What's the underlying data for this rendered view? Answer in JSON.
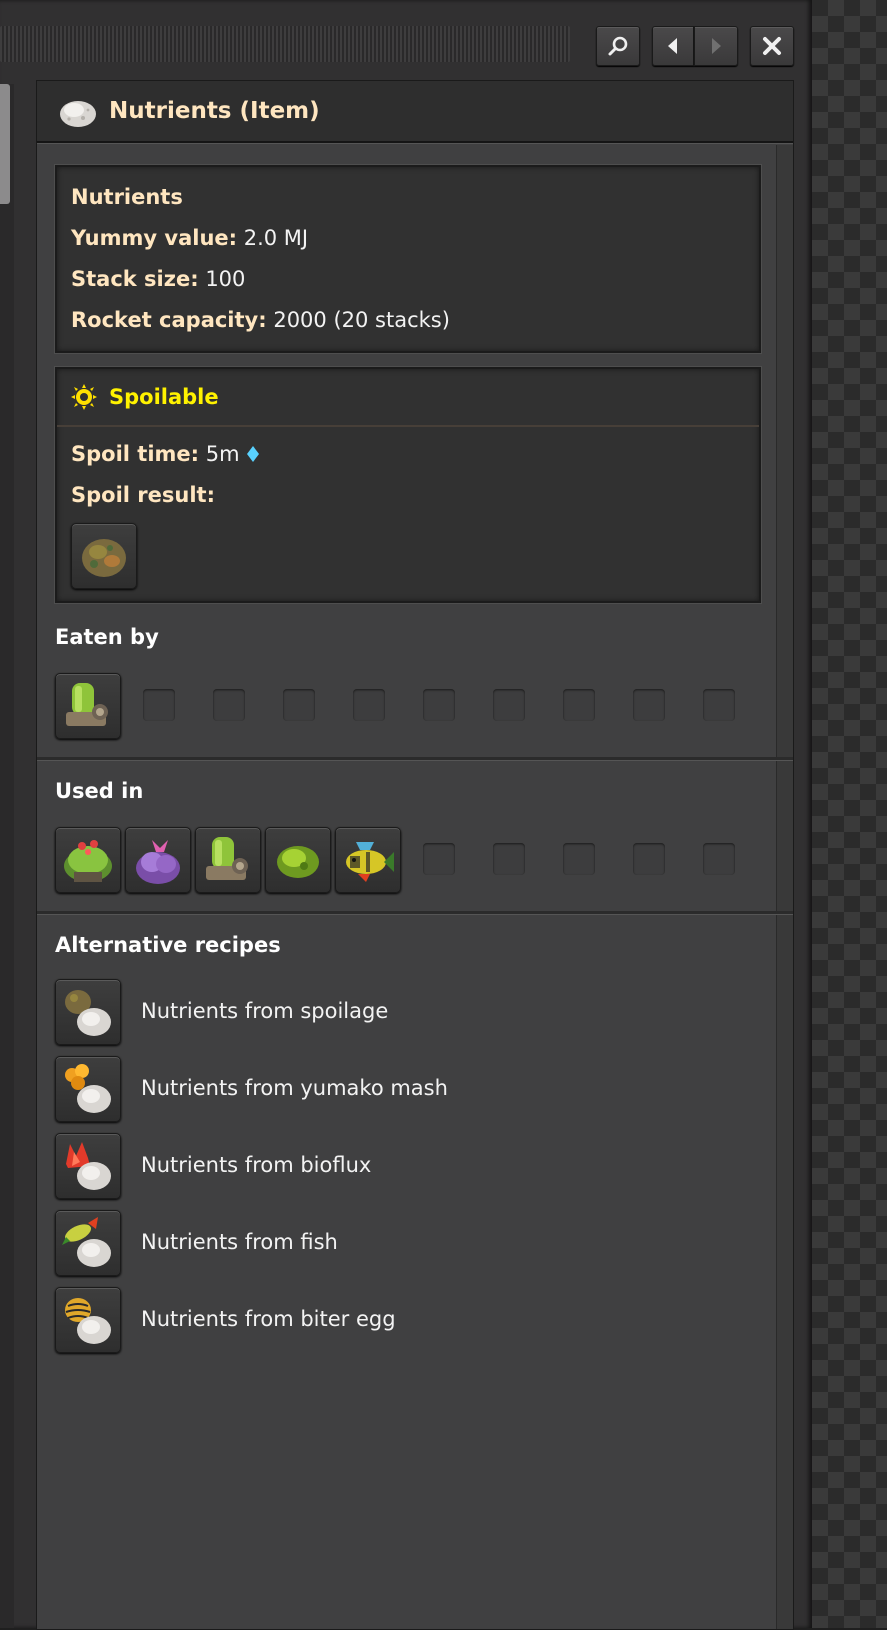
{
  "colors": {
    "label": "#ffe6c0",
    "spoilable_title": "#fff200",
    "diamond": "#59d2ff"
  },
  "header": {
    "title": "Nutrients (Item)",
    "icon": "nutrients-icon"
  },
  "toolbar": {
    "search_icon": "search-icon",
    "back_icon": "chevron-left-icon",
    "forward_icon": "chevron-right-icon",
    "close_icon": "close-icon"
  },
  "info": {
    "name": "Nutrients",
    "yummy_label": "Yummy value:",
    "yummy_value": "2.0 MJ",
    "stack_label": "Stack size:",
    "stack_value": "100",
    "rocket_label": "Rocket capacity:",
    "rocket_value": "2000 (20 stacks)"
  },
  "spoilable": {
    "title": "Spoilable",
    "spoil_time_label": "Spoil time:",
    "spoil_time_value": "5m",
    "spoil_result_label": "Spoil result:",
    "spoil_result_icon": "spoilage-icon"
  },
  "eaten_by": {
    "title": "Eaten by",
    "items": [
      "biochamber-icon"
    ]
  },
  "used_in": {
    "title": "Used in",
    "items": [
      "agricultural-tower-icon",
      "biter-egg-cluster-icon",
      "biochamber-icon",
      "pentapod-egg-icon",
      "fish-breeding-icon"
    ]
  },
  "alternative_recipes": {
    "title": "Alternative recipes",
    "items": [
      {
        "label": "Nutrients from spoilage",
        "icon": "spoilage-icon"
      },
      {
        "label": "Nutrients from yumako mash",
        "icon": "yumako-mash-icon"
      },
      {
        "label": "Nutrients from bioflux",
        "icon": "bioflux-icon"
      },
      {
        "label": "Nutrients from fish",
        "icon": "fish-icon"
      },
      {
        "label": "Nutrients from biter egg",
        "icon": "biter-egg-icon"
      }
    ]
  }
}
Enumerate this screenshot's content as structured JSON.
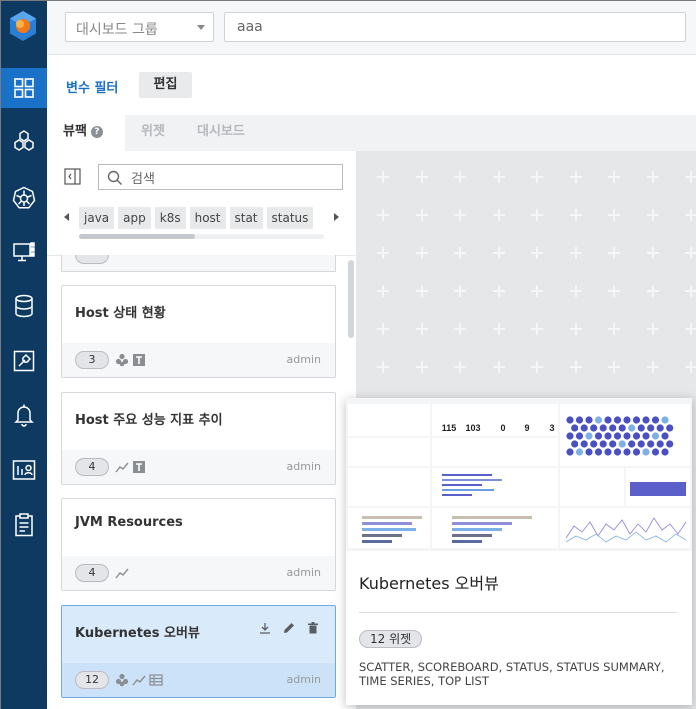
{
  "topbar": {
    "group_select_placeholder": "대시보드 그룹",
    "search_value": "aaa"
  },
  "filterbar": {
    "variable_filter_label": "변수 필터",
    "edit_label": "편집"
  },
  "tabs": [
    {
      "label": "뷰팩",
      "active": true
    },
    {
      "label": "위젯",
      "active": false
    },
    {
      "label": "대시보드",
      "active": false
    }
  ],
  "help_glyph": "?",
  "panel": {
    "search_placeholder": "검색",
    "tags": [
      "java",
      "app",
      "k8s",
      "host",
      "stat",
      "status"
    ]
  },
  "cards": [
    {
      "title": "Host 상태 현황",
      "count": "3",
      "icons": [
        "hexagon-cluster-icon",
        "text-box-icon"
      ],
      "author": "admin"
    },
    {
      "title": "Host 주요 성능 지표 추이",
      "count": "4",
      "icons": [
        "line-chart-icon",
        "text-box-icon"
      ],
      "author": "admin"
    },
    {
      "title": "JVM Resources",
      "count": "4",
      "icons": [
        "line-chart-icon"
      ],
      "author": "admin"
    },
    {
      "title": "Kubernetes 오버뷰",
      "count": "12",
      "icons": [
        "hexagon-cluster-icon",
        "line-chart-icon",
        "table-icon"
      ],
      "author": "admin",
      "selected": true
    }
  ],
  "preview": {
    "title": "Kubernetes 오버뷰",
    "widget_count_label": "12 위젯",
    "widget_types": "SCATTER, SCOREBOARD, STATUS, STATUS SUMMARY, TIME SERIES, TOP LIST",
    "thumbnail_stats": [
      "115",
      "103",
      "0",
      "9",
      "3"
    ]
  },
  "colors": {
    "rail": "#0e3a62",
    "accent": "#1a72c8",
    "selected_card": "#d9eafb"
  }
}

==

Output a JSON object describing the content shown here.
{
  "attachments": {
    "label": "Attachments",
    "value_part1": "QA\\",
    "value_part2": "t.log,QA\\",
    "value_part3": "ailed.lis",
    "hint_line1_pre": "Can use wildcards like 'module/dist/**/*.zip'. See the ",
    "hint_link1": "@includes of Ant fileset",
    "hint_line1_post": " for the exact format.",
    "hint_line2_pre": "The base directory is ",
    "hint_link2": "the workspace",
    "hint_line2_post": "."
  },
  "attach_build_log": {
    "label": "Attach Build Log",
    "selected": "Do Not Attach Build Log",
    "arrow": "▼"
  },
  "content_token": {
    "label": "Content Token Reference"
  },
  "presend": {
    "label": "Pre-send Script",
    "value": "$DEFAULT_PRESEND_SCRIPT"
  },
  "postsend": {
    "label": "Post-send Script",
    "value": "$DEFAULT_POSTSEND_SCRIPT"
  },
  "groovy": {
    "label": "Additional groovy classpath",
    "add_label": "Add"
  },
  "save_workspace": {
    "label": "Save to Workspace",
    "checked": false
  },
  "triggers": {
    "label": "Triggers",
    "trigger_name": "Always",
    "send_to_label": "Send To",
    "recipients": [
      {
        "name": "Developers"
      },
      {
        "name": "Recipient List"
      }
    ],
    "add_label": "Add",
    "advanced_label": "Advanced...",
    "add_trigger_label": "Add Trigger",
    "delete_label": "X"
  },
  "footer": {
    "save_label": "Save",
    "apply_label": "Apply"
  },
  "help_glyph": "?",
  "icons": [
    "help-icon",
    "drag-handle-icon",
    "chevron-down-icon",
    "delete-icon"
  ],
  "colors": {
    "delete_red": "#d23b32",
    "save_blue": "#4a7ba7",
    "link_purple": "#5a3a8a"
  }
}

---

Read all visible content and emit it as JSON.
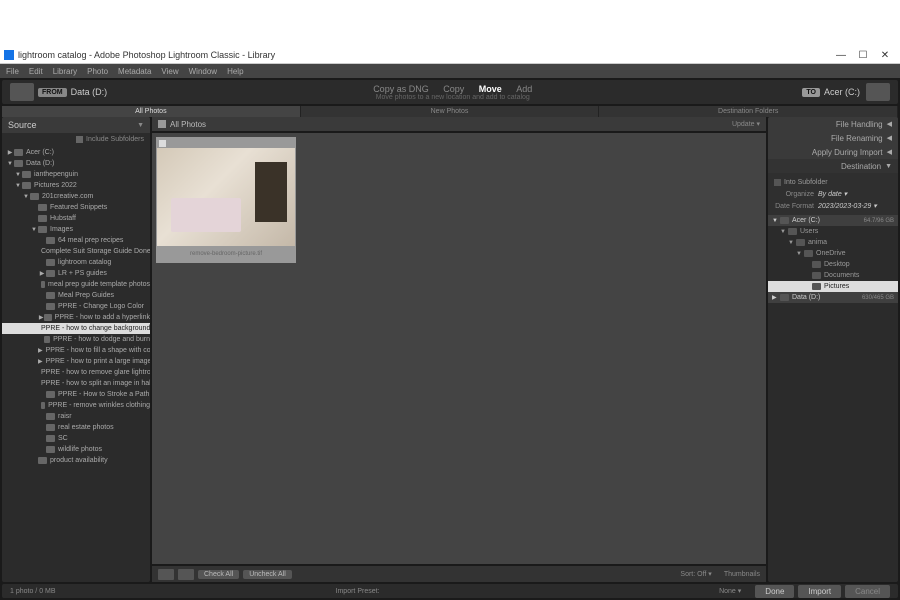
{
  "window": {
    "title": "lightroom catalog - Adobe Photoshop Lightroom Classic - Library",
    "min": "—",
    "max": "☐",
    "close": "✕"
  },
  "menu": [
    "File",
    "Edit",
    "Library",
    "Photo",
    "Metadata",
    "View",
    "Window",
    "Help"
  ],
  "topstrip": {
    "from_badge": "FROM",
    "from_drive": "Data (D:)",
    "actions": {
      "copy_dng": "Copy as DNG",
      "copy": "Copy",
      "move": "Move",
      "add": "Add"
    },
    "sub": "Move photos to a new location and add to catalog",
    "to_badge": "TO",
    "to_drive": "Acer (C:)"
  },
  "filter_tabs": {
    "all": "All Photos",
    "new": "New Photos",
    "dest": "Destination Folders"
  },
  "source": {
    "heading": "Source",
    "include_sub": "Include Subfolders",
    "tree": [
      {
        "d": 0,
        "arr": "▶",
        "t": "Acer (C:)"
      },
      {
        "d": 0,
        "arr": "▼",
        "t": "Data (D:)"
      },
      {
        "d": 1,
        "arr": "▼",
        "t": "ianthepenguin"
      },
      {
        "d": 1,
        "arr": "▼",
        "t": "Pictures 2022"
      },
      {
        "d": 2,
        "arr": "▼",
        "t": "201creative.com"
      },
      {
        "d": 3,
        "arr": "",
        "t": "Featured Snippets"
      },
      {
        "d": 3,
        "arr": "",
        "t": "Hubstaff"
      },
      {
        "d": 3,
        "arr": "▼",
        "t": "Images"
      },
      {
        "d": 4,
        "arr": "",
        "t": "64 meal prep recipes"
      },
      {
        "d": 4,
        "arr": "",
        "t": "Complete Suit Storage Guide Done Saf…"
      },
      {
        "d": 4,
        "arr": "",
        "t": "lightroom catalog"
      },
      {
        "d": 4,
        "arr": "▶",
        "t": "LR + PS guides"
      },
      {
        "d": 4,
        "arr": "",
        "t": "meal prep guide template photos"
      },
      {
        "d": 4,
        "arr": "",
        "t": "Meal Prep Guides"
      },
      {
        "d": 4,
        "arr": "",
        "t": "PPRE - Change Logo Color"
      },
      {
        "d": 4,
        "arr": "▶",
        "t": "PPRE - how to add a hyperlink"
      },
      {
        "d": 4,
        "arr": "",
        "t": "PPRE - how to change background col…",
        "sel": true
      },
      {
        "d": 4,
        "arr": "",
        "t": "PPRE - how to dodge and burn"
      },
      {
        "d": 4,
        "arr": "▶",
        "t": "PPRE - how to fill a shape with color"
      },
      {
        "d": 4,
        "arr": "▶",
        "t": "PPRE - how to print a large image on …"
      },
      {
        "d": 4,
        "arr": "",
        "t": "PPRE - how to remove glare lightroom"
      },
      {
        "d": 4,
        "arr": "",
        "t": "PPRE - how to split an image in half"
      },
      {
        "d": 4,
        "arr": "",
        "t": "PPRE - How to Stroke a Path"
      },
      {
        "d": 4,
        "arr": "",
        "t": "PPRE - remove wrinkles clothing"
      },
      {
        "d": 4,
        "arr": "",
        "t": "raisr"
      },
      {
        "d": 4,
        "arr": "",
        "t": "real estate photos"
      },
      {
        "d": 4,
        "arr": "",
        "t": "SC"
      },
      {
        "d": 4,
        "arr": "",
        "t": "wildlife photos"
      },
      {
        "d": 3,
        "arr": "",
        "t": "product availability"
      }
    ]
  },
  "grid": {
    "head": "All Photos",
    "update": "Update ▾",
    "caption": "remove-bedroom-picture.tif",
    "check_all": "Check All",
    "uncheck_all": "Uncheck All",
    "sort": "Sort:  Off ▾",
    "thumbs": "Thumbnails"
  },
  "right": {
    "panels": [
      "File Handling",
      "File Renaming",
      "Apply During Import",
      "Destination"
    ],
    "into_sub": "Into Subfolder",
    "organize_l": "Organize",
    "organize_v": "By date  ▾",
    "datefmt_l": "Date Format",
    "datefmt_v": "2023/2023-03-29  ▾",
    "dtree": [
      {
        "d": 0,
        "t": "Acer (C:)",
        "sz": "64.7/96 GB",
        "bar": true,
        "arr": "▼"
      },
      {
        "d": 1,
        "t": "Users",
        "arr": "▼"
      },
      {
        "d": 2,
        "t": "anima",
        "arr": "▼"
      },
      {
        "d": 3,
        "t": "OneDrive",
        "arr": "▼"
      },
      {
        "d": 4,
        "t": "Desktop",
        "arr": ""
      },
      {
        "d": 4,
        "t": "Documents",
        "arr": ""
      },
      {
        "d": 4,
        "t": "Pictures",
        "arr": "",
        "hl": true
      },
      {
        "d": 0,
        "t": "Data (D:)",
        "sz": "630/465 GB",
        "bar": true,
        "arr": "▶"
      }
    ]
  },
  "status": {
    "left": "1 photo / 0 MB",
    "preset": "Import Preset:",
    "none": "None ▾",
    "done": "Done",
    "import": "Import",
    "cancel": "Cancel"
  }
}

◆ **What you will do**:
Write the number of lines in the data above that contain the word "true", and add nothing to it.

◆ **Response to this task**:
6